      handicapped because of quantization error
    • Unclear which formulas are best
    • Problem with moves through integer registers




                     University of Maryland          12
               Cancellation Error
•   Overview
    • Loss of significance during operations
    • Example: 1.0 - 1.0 = 4.44089e-16
    • “Catastrophic” loss of significance
•   Current status
    • Detect this by examining floating-point operands




                      University of Maryland             13
                    Cancellation Error

   Message queue
       Contains list of cancellation error events
   Instrument main()
       At entry point, initialize message queue
       At exit point, print messages to standard output




                          University of Maryland           14
                  Cancellation Error
   For each FP instruction:
       Use XED to extract value of each operand
       Calculate resulting value and compare
        magnitudes (exponents)
         • If eans < max(ex,ey) there is a cancellation

•   For each cancellation event:
    •   Record a “priority:” max(ex,ey) - eans
    •   Save event information to message queue




                         University of Maryland           15
                      Results
•   archPI.c
    • Approximates  using two different series and
      compares results against the known value
    • Series #1
       • 2 cancellations of 51 binary digits each
       • Series diverges to NaN
    • Series #2
       • No cancellations
       • Final series result is 3.14159265358979578
       • Actual value of  is 3.14159265358979323
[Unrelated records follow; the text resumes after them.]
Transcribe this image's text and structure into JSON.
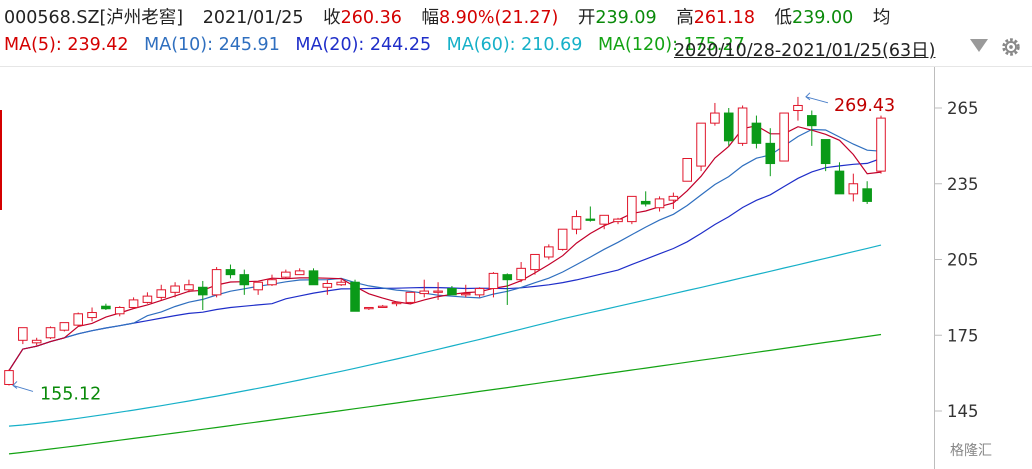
{
  "header": {
    "code": "000568.SZ",
    "name": "[泸州老窖]",
    "date": "2021/01/25",
    "close_label": "收",
    "close": "260.36",
    "change_label": "幅",
    "change": "8.90%(21.27)",
    "open_label": "开",
    "open": "239.09",
    "high_label": "高",
    "high": "261.18",
    "low_label": "低",
    "low": "239.00",
    "avg_label": "均"
  },
  "ma": [
    {
      "label": "MA(5): 239.42",
      "color": "#d40000"
    },
    {
      "label": "MA(10): 245.91",
      "color": "#2f6fbf"
    },
    {
      "label": "MA(20): 244.25",
      "color": "#1f2ec9"
    },
    {
      "label": "MA(60): 210.69",
      "color": "#16b0c8"
    },
    {
      "label": "MA(120): 175.27",
      "color": "#13a313"
    }
  ],
  "range_label": "2020/10/28-2021/01/25(63日)",
  "watermark": "格隆汇",
  "chart_data": {
    "type": "candlestick",
    "ylim": [
      145,
      275
    ],
    "yticks": [
      265,
      235,
      205,
      175,
      145
    ],
    "annotations": {
      "high": "269.43",
      "low": "155.12"
    },
    "candles": [
      [
        155.5,
        161.5,
        155.1,
        161.0
      ],
      [
        173,
        178,
        171.5,
        178
      ],
      [
        172,
        174,
        171,
        173
      ],
      [
        174,
        178.5,
        173.5,
        178
      ],
      [
        177,
        180,
        176.5,
        180
      ],
      [
        179,
        184,
        178.5,
        183.5
      ],
      [
        182,
        186,
        180.5,
        184
      ],
      [
        186.5,
        187.5,
        185,
        185.5
      ],
      [
        183.5,
        186.5,
        182.5,
        186
      ],
      [
        186,
        190,
        185.5,
        189
      ],
      [
        188,
        192,
        187.5,
        190.5
      ],
      [
        190,
        195,
        189,
        193
      ],
      [
        192,
        196,
        190,
        194.5
      ],
      [
        193,
        197,
        192,
        195
      ],
      [
        194,
        196.5,
        185,
        191
      ],
      [
        191,
        202,
        190,
        201
      ],
      [
        201,
        203,
        197.5,
        199
      ],
      [
        199,
        201,
        191,
        195
      ],
      [
        193,
        196,
        191,
        196
      ],
      [
        195,
        199,
        194.5,
        197
      ],
      [
        198,
        201,
        197.5,
        200
      ],
      [
        199,
        201.5,
        199,
        200.5
      ],
      [
        200.5,
        201.5,
        195,
        195
      ],
      [
        194,
        197,
        191,
        195.5
      ],
      [
        195,
        197,
        194.5,
        196
      ],
      [
        196,
        197,
        184.5,
        184.5
      ],
      [
        185.5,
        186,
        185,
        186
      ],
      [
        186,
        187,
        186,
        186.5
      ],
      [
        187.5,
        188,
        186.5,
        188
      ],
      [
        188,
        192,
        187.5,
        192
      ],
      [
        191.5,
        197,
        190,
        192.5
      ],
      [
        192,
        196,
        189,
        192.5
      ],
      [
        193.5,
        194.5,
        191,
        191
      ],
      [
        191,
        195,
        190,
        191.5
      ],
      [
        191,
        194,
        190,
        193.5
      ],
      [
        193.5,
        200,
        190,
        199.5
      ],
      [
        199,
        199.5,
        187,
        197
      ],
      [
        197,
        204,
        196,
        201.5
      ],
      [
        201,
        207,
        199,
        207
      ],
      [
        206,
        211,
        205,
        210
      ],
      [
        209,
        216,
        208.5,
        217
      ],
      [
        217,
        224.5,
        215,
        222
      ],
      [
        221,
        226,
        220,
        220.5
      ],
      [
        219,
        222,
        217,
        222.5
      ],
      [
        220,
        221.5,
        219,
        221
      ],
      [
        220,
        227.5,
        219,
        230
      ],
      [
        228,
        232,
        226,
        227
      ],
      [
        225.5,
        230,
        224,
        229
      ],
      [
        228.5,
        231.5,
        225,
        230
      ],
      [
        236,
        245,
        236,
        245
      ],
      [
        242,
        259,
        240,
        259
      ],
      [
        259,
        267,
        258,
        263
      ],
      [
        263,
        265,
        250,
        252
      ],
      [
        251,
        266,
        250,
        265
      ],
      [
        259,
        262,
        249,
        251
      ],
      [
        251,
        257,
        238,
        243
      ],
      [
        244,
        263,
        244,
        263
      ],
      [
        264,
        269.4,
        260,
        266
      ],
      [
        262,
        264,
        250,
        258
      ],
      [
        252.5,
        252.5,
        240,
        243
      ],
      [
        240,
        243.5,
        235,
        231
      ],
      [
        231,
        239,
        228,
        235
      ],
      [
        233,
        236,
        227,
        228
      ]
    ],
    "last_candle": [
      240,
      262,
      239,
      261
    ]
  }
}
                     University of Maryland           16
                      Results
•   exponential.c
    • Approximates ex using the Taylor series and checks
      against built-in exp(x) function
    • For e50
       • No cancellations
       • Taylor result: 5.18470552858707624e+21
       • Builtin result: 5.18470552858707205e+21
    • For e-50
       • 55 cancellations (worst priority: 57)
       • Taylor result: -5.6676e+04
       • Builtin result: 1.9287e-22

                     University of Maryland            17
                         Results
•   catastrophic.c
    • Approximates (1 - cos x) / x^2, which is very close
      to 0.5 in the interval [-4e-8, 4e-8]
    • x = -8e-7
       • 6 cancellations (worst priority: 42)
       • Result: 4.999473e-01
    • x = -8e-9
       • 5 cancellations (worst priority: 29)
       • Result: 0.000000e+00
    • So cancellations are not necessarily indicative of a
      real problem

                        University of Maryland               18
                     Future Work

   Known issues
      •   Address quantization error
      •   Shared library handling (ex. libm.so routines)
      •   Roundoff analysis “loses” errors
•   Improve reporting
      •   Filter events to find true problems
      •   Stack traces for events
      •   Aggregate error by instruction or variable
      •   Visualization or IDE integration


                        University of Maryland             19
               Future Work
•   Use InstructionAPI instead of XED
•   Add program slicing to reduce amount
    of instrumentation
•   Profile overhead and optimize
•   Expand to more platforms and
    instruction sets




                 University of Maryland    20
                    Conclusion
•   We are using Dyninst to automatically
    insert floating-point error measurement
    • Detection of cancellation events
    • Tracking for roundoff error
•   Preliminary results are promising
•   Many areas for future work




                      University of Maryland   21
Thank you!




 University of Maryland   22